### DATA SECTION ###

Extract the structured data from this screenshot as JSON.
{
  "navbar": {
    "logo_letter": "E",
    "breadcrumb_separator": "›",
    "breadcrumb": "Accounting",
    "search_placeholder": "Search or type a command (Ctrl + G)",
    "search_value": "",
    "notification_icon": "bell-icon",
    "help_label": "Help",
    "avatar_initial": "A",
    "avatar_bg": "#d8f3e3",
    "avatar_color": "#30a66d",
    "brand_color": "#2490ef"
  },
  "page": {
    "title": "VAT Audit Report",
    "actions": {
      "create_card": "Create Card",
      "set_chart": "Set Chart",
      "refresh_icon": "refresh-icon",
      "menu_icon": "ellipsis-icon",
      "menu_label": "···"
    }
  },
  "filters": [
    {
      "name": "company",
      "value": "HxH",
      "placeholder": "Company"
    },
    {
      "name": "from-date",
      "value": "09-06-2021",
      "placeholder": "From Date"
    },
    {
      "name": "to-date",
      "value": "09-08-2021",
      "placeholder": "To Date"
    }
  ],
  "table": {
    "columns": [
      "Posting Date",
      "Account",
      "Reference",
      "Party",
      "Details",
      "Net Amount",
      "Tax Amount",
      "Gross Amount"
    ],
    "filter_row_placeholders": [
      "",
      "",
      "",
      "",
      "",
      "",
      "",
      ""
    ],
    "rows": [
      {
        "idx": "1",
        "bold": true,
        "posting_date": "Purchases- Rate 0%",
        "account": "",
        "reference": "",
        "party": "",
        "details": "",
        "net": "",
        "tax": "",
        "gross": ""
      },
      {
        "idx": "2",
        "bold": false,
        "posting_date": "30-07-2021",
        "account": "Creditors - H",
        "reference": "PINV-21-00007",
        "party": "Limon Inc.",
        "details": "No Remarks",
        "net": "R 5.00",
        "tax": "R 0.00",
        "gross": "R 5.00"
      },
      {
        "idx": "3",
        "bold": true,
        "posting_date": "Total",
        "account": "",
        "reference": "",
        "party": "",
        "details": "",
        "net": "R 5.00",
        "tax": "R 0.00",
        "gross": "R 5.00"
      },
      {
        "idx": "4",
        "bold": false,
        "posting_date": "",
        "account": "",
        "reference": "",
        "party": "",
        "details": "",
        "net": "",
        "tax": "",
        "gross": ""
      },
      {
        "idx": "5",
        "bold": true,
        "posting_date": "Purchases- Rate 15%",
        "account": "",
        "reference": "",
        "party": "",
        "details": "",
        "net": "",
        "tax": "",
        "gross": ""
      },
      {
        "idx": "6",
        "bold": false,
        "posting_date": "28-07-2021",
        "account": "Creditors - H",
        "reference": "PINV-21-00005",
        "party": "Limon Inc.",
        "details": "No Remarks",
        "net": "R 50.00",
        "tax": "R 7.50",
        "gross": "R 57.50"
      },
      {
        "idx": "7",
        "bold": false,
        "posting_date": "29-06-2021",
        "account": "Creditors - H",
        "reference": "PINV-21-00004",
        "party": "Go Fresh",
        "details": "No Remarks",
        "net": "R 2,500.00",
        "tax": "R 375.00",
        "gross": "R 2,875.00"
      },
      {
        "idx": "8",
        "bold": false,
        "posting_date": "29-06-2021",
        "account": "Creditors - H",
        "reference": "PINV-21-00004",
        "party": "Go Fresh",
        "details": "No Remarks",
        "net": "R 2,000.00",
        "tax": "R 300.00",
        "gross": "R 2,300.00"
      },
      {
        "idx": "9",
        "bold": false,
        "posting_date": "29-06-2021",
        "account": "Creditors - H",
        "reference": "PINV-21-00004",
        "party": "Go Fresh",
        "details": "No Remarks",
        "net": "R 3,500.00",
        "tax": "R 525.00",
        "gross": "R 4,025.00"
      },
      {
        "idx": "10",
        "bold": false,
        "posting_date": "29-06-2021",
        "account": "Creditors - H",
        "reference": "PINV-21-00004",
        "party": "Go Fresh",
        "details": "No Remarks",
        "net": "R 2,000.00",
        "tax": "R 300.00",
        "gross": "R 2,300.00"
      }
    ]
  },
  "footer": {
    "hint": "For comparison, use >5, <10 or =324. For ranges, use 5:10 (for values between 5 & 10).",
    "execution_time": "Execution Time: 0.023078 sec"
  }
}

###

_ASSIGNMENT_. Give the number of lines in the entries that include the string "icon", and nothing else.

_REPLY TO THE EXERCISE_. 3